Your salt-clogged hair
is rippled like
in sea sand.
Some of the poems come directly from Stephen’s time working for the Coastguard on Lewis. Understated, almost laconic, snippets of experience and memory:
This time the seas go back.
Shed tails of kelp are left
on the tarmac of the isthmus.
The sea released them
a fortnight later
when pressure relented.
(“Fatal Accident Inquiry”)
We sent a chopper with potent spans
of live lights. It only found
a brash litany
of flotation devices.
(“I’ll boil the kettle”)
I was particularly drawn to the Gensey sequence, having only recently learned that each fisherman’s sweater was traditionally knitted to include a few unique mistakes, so that if its wearer is drowned and cast ashore, the body may be identified no matter what damage it had sustained.
I’m wearing your patterns.
Your threads are holding
my tired bones.
You’ll have me home yet
Marybell of Bayhead.
In “Boat-burning”, Stephen writes “I strain to see more than what’s visible …” His poetic practice makes use of free verse, short lines, spare vocabulary – all perfectly suited to the task. He is not a poet who dances and shouts, “Reader! Look at me!” He is a poet who says, with beautifully realised precision and loving control of the words, “Reader, look with me.”

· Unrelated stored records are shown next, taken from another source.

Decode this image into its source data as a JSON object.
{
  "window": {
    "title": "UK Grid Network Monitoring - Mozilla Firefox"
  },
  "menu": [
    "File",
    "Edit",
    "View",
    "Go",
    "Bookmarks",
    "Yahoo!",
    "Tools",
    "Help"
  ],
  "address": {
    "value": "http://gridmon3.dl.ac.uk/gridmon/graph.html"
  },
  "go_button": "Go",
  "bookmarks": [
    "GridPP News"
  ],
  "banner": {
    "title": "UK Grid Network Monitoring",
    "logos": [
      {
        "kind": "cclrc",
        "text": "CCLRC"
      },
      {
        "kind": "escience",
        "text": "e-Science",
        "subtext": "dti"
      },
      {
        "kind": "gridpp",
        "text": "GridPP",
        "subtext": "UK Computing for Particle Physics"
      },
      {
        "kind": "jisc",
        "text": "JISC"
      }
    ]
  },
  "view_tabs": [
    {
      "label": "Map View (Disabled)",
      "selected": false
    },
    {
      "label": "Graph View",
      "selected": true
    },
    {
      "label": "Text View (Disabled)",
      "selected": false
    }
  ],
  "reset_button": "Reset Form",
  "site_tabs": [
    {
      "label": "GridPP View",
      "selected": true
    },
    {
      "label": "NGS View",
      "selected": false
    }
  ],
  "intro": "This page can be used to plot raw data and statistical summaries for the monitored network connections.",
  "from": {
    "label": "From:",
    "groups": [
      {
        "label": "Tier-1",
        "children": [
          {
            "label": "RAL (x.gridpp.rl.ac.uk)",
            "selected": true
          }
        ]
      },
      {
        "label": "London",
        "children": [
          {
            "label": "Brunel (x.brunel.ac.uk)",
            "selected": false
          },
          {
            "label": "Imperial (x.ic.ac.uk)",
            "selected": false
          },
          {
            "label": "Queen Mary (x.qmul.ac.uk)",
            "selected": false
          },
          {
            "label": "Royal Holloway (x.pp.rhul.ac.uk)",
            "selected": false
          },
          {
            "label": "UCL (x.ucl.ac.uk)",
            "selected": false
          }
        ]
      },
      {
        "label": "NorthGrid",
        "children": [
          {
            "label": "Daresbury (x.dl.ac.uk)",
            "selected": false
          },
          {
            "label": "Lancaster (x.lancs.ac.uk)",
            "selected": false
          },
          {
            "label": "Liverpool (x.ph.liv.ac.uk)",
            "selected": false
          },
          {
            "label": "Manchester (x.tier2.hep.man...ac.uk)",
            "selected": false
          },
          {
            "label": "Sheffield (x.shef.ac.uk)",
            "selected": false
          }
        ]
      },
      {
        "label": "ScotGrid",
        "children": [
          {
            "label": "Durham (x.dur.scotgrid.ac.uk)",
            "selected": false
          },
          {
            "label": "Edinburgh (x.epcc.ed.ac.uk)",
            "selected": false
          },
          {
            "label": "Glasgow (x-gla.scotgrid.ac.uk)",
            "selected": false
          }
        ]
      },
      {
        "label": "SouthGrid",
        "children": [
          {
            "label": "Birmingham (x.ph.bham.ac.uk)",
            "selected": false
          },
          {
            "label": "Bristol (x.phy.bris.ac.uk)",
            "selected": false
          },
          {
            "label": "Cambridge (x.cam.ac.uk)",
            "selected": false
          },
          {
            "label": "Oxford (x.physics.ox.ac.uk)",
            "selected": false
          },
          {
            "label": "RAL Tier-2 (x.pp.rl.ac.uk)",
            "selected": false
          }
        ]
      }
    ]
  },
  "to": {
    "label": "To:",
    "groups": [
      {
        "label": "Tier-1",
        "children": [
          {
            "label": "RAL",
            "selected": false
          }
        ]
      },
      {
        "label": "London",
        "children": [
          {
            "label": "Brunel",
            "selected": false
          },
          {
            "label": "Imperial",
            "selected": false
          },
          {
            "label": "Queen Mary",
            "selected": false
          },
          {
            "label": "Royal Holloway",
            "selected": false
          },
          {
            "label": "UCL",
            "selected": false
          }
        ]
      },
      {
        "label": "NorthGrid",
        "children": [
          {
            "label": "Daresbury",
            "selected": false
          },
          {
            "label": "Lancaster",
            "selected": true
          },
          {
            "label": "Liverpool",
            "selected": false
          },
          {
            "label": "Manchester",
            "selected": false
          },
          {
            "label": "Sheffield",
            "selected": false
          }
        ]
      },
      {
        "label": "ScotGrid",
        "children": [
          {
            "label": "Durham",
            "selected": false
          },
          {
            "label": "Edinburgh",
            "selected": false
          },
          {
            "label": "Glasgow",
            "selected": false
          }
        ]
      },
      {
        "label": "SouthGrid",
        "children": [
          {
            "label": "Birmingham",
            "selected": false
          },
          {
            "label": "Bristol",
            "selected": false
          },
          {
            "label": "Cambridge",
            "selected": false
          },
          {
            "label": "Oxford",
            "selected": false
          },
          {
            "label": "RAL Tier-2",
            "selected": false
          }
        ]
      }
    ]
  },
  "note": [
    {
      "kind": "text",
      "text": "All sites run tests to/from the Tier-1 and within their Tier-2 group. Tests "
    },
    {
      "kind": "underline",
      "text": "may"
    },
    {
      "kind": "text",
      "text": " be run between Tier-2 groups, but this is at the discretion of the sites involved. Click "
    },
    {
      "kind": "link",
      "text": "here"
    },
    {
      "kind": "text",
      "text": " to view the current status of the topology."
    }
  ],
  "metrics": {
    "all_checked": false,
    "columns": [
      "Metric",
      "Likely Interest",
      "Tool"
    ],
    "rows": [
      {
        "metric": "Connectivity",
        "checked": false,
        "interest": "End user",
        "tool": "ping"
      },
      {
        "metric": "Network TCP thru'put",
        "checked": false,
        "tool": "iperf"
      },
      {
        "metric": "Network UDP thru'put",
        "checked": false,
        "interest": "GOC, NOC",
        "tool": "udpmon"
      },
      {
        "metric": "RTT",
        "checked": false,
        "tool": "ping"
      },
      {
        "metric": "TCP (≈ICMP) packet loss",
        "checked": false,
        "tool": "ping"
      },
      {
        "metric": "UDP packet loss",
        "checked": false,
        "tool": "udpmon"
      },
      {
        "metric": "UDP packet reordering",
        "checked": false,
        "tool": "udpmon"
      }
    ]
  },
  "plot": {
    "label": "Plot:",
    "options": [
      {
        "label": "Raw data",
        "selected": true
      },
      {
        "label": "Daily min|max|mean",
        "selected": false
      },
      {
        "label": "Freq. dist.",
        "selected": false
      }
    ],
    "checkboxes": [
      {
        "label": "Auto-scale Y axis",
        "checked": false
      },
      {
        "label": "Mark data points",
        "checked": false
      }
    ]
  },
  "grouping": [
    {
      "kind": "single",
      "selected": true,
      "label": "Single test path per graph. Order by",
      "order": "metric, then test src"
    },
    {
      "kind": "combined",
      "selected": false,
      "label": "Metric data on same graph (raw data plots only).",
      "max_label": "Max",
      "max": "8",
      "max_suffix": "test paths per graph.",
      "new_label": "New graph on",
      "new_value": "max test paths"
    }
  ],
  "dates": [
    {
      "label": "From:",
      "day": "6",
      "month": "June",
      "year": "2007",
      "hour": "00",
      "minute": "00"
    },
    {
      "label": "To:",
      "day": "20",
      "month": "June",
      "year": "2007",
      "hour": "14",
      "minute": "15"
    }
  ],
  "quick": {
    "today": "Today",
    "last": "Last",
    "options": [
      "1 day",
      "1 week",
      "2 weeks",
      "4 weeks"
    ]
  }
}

Part of every reading experience is the medium, and in this case, that medium – a final collaboration – is a pleasure. Light and smooth in the hand, with a cover image that draws the eye, a generosity of inside folds, and typesetting and design by poet and font aficionado Gerry Cambridge, maritime issues an invitation which I would warmly recommend you accept.